Those re re payment conditions require lenders to have written notice before you make a withdrawal from a debtor’s banking account for the time that is first. It could additionally avoid lenders from trying to withdraw funds after two past efforts failed. The way that is only withdrawal would вЂњfailвЂќ is when the debtor had inadequate funds. This supply had been built to stop exorbitant costs from day-to-day tries to withdraw, both late costs from the payday loan provider and overdraft costs through the bank.
Underneath the guideline, a debtor would need to signal a notice authorizing the financial institution to withdraw through the account after those two consecutive problems. вЂњIf I happened to be smart, i might just signal that when there clearly was profit here,вЂќ says Linda Jun, an insurance policy counsel with People in america for Financial Reform, a regulatory and customer security coalition. вЂњAside from getting charged more for the balance that is negative banks close bank records over these things, you can lose usage of banking totally.вЂќ

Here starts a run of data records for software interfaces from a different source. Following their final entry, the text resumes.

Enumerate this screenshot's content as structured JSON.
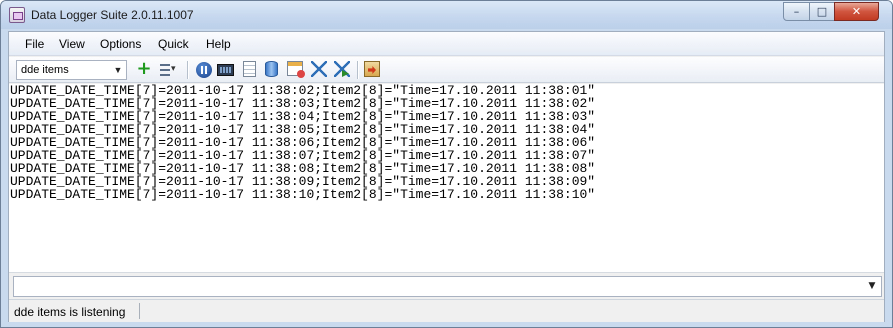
{
  "window": {
    "title": "Data Logger Suite 2.0.11.1007",
    "controls": {
      "minimize": "–",
      "maximize": "□",
      "close": "✕"
    }
  },
  "menu": [
    {
      "label": "File"
    },
    {
      "label": "View"
    },
    {
      "label": "Options"
    },
    {
      "label": "Quick"
    },
    {
      "label": "Help"
    }
  ],
  "toolbar": {
    "source_select": {
      "value": "dde items"
    },
    "buttons": [
      "add-icon",
      "columns-menu-icon",
      "pause-icon",
      "monitor-icon",
      "document-icon",
      "database-icon",
      "schedule-icon",
      "filter-icon",
      "filter-apply-icon",
      "export-icon"
    ]
  },
  "log": {
    "lines": [
      "UPDATE_DATE_TIME[7]=2011-10-17 11:38:02;Item2[8]=\"Time=17.10.2011 11:38:01\"",
      "UPDATE_DATE_TIME[7]=2011-10-17 11:38:03;Item2[8]=\"Time=17.10.2011 11:38:02\"",
      "UPDATE_DATE_TIME[7]=2011-10-17 11:38:04;Item2[8]=\"Time=17.10.2011 11:38:03\"",
      "UPDATE_DATE_TIME[7]=2011-10-17 11:38:05;Item2[8]=\"Time=17.10.2011 11:38:04\"",
      "UPDATE_DATE_TIME[7]=2011-10-17 11:38:06;Item2[8]=\"Time=17.10.2011 11:38:06\"",
      "UPDATE_DATE_TIME[7]=2011-10-17 11:38:07;Item2[8]=\"Time=17.10.2011 11:38:07\"",
      "UPDATE_DATE_TIME[7]=2011-10-17 11:38:08;Item2[8]=\"Time=17.10.2011 11:38:08\"",
      "UPDATE_DATE_TIME[7]=2011-10-17 11:38:09;Item2[8]=\"Time=17.10.2011 11:38:09\"",
      "UPDATE_DATE_TIME[7]=2011-10-17 11:38:10;Item2[8]=\"Time=17.10.2011 11:38:10\""
    ]
  },
  "command": {
    "value": ""
  },
  "status": {
    "text": "dde items is listening"
  }
}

Usage of bank records is standard for payday financing, and loan providers don’t like limitations that deny them extra costs. Therefore in December 2018, Mike Hodges and Advance Financial filed a unique petition that is formal asking the CFPB to reconsider the re re re payment conditions. This can be appropriate beneath the Administrative treatments Act, but hardly ever carried out by industry to ask for a rule modification. Such things are often kept behind the scenes, as opposed to in a general public page.
Especially, Hodges requested that CFPB exclude debit cards through the re re payment limitations. Hodges’s argument had been that rejected debit card re payments don’t incur overdraft charges, so borrowers would currently be safe from such harms. A small-business panel, which under rulemaking procedures must be consulted, had suggested debit that is excluding deals, plus the petition intimated that CFPB would start itself as much as вЂњlegal riskвЂќ if they don’t concur.
The usage a petition to demand a rule essentially modification had been unknown to CFPB watchers. вЂњIn my time taking a look at CFPB issues, i’ve perhaps maybe not seen that before,вЂќ claims Derek Martin, a manager at Allied Progress. вЂњI have never heard it brought through to other problems.вЂќ
Kraninger had this petition at your fingertips for months by February 2019, whenever CFPB claimed clearly they mightn’t be changing the repayment conditions. Per month later, in a federal court filing on the entire payday rule, CFPB proceeded to convey that вЂњit hasn’t determined that further action is warrantedвЂќ in the re re payment provisions.